How Nighttime Lights Help Us Study Development Indicators
Nighttime luminosity is a good source of data for countries lacking reliable statistics in developing Asia.
Co-written by Jose Edgardo Aban and Ephraim Cuya
Nighttime lights are much more than decoration – they provide data that can help determine socioeconomic indicators when no other reliable information exists for instance in parts of developing Asia where economic accounting systems are weak, or when satellite images are more frequently available than such data.
During this holiday season, we will admire magnificent nighttime light displays both indoors and outdoors. Even from space, lights will shine bright thanks to the wonders of satellite imagery. Satellite images are transforming how social and economic statistics are compiled.
The data are more than just satellite images of Earth; researchers used these images to derive proxy measures of various official statistics. The presumption is that most social and economic activities at night require light; hence the intensity of nighttime lights and the area they cover should correlate with socioeconomic indicators and economic development.
In our ongoing study, we examine the correlation between nighttime lights and socioeconomic indicators using empirical data for the Philippines to provide additional evidence on the usefulness of nighttime lights in the context of developing countries. This is in line with the call under the Sustainable Development Goals for a ‘data revolution’ to complement conventional sources of official statistics with more innovative sources. The case of the Philippines is particularly interesting, as the availability of a number of official socioeconomic statistics at subnational levels allows us to gauge the strength of the correlation across levels of disaggregation (village, provincial, regional levels) and types of indicators. We also analyze the strength of correlation changes in intensity over time and areas covered by nighttime lights, and changes in socioeconomic indicators.
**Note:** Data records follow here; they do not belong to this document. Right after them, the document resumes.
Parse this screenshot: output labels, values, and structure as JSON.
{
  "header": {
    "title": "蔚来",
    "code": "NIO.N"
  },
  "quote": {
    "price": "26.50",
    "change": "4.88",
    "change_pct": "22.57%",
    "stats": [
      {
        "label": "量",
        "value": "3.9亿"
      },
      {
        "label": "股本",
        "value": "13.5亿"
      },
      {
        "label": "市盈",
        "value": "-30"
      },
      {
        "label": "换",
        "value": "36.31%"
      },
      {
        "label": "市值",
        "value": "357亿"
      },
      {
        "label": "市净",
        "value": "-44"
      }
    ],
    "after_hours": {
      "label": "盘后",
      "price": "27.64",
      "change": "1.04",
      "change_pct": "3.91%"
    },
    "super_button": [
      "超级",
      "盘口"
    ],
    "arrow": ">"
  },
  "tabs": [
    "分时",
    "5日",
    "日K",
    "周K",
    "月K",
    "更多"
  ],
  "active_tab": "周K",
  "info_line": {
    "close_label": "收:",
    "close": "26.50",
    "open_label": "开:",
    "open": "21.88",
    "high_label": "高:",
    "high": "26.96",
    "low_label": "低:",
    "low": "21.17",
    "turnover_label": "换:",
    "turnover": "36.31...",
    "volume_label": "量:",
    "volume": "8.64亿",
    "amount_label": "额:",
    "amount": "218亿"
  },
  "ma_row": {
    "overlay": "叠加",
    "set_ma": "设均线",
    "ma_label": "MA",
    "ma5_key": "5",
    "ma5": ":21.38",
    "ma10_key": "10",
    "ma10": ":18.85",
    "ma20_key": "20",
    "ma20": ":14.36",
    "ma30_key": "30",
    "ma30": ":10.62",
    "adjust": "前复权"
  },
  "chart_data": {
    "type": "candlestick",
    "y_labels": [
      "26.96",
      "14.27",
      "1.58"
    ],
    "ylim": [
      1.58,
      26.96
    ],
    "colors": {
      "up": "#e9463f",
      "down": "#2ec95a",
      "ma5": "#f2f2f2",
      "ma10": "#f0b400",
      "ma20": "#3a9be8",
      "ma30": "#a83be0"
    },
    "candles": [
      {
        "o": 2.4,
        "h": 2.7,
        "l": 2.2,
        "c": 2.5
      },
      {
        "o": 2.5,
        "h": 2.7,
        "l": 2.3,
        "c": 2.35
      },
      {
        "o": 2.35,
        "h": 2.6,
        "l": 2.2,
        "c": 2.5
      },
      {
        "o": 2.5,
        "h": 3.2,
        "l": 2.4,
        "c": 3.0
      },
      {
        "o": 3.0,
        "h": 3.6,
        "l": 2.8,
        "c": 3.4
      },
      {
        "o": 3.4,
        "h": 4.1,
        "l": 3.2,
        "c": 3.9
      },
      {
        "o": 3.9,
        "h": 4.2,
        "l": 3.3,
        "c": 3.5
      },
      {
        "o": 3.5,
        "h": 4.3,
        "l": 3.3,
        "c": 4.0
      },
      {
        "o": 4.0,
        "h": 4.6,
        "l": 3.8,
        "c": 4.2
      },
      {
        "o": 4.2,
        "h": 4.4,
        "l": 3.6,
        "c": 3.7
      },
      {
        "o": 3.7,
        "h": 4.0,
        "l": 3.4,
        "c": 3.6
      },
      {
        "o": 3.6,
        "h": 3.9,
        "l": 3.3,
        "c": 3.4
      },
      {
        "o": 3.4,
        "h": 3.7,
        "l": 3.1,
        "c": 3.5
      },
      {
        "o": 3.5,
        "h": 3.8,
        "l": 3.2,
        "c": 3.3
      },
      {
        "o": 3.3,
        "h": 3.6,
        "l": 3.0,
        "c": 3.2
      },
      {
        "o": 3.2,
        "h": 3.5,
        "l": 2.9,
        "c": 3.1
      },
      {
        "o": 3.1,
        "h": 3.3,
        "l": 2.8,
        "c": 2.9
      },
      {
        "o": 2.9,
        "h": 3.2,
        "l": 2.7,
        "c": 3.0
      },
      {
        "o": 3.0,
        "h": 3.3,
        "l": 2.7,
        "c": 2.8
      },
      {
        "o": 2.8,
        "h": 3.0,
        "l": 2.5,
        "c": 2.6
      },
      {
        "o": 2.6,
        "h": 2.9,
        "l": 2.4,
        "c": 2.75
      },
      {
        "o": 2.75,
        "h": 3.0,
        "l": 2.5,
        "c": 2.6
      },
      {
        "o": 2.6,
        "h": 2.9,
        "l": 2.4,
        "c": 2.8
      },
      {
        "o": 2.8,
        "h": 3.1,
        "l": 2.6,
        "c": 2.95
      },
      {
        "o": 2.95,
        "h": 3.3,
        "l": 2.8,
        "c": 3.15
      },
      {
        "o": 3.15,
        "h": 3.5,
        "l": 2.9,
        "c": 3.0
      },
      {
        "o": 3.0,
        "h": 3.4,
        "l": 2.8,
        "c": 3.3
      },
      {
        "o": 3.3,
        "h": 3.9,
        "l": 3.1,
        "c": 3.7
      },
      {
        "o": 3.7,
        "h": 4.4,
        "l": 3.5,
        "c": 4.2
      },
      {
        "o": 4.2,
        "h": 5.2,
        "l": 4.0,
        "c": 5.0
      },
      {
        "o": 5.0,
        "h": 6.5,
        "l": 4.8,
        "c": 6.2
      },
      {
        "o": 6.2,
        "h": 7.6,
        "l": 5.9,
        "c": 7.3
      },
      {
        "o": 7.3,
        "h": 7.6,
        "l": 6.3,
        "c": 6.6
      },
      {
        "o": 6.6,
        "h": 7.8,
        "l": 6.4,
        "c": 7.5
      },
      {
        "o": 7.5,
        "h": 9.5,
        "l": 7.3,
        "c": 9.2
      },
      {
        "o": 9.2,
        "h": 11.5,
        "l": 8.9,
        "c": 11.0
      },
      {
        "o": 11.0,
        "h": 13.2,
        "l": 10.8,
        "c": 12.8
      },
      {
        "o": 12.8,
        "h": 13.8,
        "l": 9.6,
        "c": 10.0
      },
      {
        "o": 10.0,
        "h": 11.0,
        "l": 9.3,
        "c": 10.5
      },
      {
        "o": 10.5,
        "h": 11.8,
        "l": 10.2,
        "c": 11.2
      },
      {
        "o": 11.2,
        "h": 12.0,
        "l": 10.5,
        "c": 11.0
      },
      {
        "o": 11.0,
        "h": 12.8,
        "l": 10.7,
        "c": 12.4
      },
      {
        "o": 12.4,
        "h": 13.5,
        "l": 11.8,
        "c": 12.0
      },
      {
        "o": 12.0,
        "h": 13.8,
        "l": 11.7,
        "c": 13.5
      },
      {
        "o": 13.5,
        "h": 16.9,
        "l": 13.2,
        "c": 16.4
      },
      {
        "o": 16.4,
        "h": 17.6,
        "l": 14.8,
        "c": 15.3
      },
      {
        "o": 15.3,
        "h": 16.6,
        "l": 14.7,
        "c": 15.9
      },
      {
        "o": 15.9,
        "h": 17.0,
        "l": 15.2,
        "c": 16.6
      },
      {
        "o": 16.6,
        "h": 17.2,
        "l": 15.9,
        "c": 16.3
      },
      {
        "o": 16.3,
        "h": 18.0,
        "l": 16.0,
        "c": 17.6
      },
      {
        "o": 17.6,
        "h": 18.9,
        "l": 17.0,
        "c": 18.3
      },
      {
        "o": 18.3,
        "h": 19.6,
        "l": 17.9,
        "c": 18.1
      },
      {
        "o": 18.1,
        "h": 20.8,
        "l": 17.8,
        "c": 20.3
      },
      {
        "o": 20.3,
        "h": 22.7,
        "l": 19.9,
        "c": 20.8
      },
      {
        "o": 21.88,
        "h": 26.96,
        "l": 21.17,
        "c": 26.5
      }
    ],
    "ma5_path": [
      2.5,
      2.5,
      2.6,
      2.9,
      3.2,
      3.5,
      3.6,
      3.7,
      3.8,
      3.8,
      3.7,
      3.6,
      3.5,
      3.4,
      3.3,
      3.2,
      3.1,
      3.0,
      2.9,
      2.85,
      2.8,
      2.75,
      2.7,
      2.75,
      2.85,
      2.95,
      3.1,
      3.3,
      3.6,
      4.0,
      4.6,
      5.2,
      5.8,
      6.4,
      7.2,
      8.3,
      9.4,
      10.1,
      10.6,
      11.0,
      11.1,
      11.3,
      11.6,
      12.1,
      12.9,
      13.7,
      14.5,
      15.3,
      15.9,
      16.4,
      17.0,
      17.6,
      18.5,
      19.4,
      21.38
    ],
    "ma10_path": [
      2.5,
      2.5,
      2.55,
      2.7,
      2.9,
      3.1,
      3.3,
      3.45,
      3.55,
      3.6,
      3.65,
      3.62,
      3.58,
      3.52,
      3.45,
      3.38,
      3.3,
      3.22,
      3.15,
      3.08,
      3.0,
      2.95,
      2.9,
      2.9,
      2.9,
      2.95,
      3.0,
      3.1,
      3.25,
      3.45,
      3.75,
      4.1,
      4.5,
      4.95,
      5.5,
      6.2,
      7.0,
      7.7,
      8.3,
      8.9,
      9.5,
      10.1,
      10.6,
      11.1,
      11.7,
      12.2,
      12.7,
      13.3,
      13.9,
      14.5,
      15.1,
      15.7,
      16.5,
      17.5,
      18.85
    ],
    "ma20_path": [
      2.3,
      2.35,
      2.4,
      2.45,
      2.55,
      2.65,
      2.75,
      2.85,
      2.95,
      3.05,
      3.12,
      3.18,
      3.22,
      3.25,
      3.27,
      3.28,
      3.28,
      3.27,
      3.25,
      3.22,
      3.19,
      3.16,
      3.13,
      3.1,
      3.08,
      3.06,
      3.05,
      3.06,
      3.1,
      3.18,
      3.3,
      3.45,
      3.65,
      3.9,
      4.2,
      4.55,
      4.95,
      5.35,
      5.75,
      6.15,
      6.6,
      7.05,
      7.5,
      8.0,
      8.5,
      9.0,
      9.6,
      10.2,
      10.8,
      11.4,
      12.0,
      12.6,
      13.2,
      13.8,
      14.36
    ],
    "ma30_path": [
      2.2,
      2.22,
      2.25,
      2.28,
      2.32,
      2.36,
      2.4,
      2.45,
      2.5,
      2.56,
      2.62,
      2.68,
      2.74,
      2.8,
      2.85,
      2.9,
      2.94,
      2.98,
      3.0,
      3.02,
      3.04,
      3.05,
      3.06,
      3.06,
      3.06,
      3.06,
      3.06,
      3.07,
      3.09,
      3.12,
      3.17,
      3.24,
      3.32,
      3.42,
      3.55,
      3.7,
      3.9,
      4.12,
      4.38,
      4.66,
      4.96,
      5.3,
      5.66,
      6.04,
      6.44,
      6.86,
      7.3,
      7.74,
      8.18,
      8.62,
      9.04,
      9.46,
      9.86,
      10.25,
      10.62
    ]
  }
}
The satellite images were pre-processed to eliminate the ‘noise’ caused by cloud cover, snow, and ephemeral lights caused by fire, and were converted into ‘annual’ images, the average numeric value drawn from the sum of daily satellite images over one year.. Using Geographic Information System mapping software, we converted each pixel into a digital number (DN) that represents the intensity of the lights, with the DN values ranging from 0 to 63. For each province and region, we recorded the area of illumination and the average intensity of the lights. We then compared the data to official statistics on regional and provincial average household expenditure per capita, headcount poverty rates, and population density.
Figure 1 shows how the distribution of luminosity of nighttime lights in the Philippines has changed over time. We find that the average luminosity and areas illuminated have expanded, which may be indicative of economic growth and improvement of living standards, as well as population growth. On the other hand, Figure 2 provides the correlation between these indicators and the average luminosity and illuminated areas, respectively. Where applicable, we estimated the correlation at the regional and provincial levels.
Figure 1. Images of nighttime lights in the Philippines (2000-2013)
Source: ADB calculations based on data downloaded from NOAA (accessed 18 January 2016).
We find consistently strong positive correlation between regional average household expenditure and regional average luminosity. However, the correlation values are lower when we used provincial-level data, and the numbers also fluctuate over time. A similar pattern holds for poverty incidence, as we find consistently strong negative correlation between regional average household expenditure and regional average luminosity. The correlations also taper off when examining provincial-level data. On the other hand, the correlation between population density and average luminosity is consistently strong and positive at both regional and provincial levels.
The results are mixed, however, when we estimate the correlation between temporal changes in average luminosity and changes in socioeconomic indicators. First, we note that the correlations are much weaker when working with temporal changes. Second, the strength of correlation seems to depend on the time duration for which the changes were calculated. In particular, the correlations are slightly higher when changes were observed for longer periods. For example, the correlation of changes in poverty rates and luminosity in 2000-2006 is higher than in 2000-2003 or 2003-2006. Third, the direction of correlation is not always intuitive as it changes over time. Fourth, further research is needed to determine the impact on luminosity values of changing the satellites we get the data from.
Figure 2. Correlation between luminosity and average annual expenditure per capita (regional/provincial levels)
Source: ADB estimates using nighttime lights data downloaded from NASA and Philippine Family Income and Expenditure Survey.
Nighttime lights can approximate some socioeconomic indicators when no other reliable data exist. The data allow countries with weak statistics to estimate various social and economic indicators at regular time intervals. For instance, areas that lack economic accounting systems can still make an estimate of economic growth based on nighttime luminosity data. They can also be used to provide a reckoning of human population distribution in absence of a proper census. Countries that are already compiling sufficient socioeconomic statistics can further improve the timeliness and relevance of this information by complementing it with data from nighttime lights.
This approach, however, is not infallible. The effectiveness of nighttime lights data varies across indicators, locations, and over time. Further research will continue to test the viability of the approach so we can fully capitalize on this ‘new’ source of data.